Doris Day could not have chosen a more perfect name for herself.
She was born Doris Mary Ann Kappelhoff just up the river in Cincinnati, the descendant of German immigrants. Since Kappelhoff was quite a mouthful to say, like many performers of the time she chose a simpler surname. She chose “Day,” which seems appropriate to me since she so brightened up pop culture.
Day dominated both Billboard charts and the silver screen throughout the 50s and 60s. Her velvety vocals and rich phrasing stood in contrast to the sunny demeanor that cast her permanently as “America’s Sweetheart” in movie after movie. She starred opposite fellow luminaries James Cagney, Cary Grant, Jack Lemmon and Rock Hudson.
She was perhaps best known for the frothy romances she crafted with Hudson. Their string of hits defined romantic comedies in the 1960s. She landed on top earning-performer lists at least four times.
Her films were both sophisticated and wholesome, notable more for quick-witted verbal sparring than down and dirty sexiness. It takes moxie to carve out, so distinct a persona and career, and Day had it. Here’s how:
Moxie discovers new talents.
It was clear even from a very young age that Day had a talent for dancing. As a teen, she was just weeks away from departing to take a chance on a career in Hollywood when a car versus train accident derailed her career. Her injuries were so significant that she took months to recuperate.
However, while recuperating, Day discovered a new talent: singing. Once again, her mother recognized something special in her daughter’s voice and invested in lessons for her. The teacher was so impressed by her abilities that they gave her extra lessons for free.
Day landed a spot singing with Les Brown and his Band of Renown, one of the premier big bands of the day. It was as a vocalist with Brown’s group that she recorded “Sentimental Journey,” which has become an enduring cultural touchstone that captures the spirit of World War II troops longing for home.
Day’s performances as a vocalist got the attention of Hollywood, and by the late 40s she was signing on for her first films. There was no grand plan; Day had the moxie to make the most of every opportunity that came her way.
Moxie gets back on its feet.
Day’s off-screen life stood in stark contrast to her life on the screen. She was married four times, divorced three times, and was widowed once. None of the relationships seemed healthy or happy.
“She chose wonderful projects and very bad relationships,” observed fellow actress Kaye Ballard in an interview.
Day took a double blow when her third husband died. After his passing, she found out that he and her attorney had squandered the wealth she had amassed over her years as a performer. What’s more, they signed her on to do a television show and specials, something she never agreed to and never wanted to do.
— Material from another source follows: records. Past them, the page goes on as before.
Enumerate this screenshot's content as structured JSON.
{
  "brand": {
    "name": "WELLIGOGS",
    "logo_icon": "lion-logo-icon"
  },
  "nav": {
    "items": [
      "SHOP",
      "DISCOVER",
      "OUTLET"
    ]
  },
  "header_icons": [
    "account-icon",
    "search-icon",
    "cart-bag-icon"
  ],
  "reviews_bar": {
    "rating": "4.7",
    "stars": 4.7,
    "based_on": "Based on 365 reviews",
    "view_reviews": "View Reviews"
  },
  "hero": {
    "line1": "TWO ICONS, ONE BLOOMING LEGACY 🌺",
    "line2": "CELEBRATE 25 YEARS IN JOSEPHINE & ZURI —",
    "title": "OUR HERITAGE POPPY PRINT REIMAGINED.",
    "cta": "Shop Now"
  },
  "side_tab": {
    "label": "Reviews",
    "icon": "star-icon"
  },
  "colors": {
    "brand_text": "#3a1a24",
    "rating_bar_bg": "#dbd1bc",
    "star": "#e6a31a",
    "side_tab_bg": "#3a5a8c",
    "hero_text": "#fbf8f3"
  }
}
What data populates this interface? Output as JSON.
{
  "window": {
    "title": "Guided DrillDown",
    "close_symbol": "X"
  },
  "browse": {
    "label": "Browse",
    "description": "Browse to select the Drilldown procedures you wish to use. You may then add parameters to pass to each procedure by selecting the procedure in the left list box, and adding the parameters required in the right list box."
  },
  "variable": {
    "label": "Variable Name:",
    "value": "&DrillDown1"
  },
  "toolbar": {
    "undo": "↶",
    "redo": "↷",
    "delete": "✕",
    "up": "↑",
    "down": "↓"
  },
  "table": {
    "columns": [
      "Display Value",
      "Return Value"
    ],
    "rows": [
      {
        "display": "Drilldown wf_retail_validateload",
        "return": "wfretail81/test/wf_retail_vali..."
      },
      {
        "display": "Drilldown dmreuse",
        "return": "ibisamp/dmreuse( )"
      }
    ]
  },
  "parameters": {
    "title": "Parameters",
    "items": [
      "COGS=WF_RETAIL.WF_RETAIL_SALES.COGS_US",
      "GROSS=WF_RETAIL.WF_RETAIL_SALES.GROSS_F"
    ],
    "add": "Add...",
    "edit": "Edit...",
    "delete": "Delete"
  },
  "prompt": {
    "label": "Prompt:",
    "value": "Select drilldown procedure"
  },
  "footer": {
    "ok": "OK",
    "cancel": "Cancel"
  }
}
But between the financial hole she found herself in and the contractual obligation, Day felt she had little choice but to follow through. She launched herself into her television career with the same upbeat gusto that made her “America’s Sweetheart.”
“I’ve always said I was like those round-bottomed circus dolls—you know, those dolls you could push down and they’d come back up?'” Day once said in an interview. “I’ve always been like that. I’ve always said, ‘No matter what happens, if I get pushed down, I’m going to come right back up.’”
It takes moxie to persevere, and Day had it.
Moxie is loyal.
Day might not have been lucky in love with creatures of the two-legged variety, but she was awash in love for – and from – creatures of the four-legged variety.
Day is known as much for her work championing animals as she is for her work as a performer. Her life, particularly since she retired in the 70s, has been devoted almost solely to raising money and awareness for abused, abandoned and neglected pets. She was well known for picking up strays around her adopted hometown of Carmel, California.
Day’s loyalty didn’t end with her furry four-legged friends. She was loyal and devoted to her human friends, too. She interviewed her longtime costar Rock Hudson on her television show just weeks before his death from complications caused by AIDS. It was early in the epidemic, and AIDS was heavily stigmatized. Hudson’s appearance was shocking. He was gaunt and visibly unwell. Though difficult to watch, the interview raised awareness and put a well-loved human face on the disease.
Day had the moxie to use her voice to advocate for those who could not always speak up for themselves.
The sun finally set on Day this week. She passed away this week at the age of 97 after a brief illness.
Thanks for all the light and warmth you brought to us, Day. The world is a little darker without you.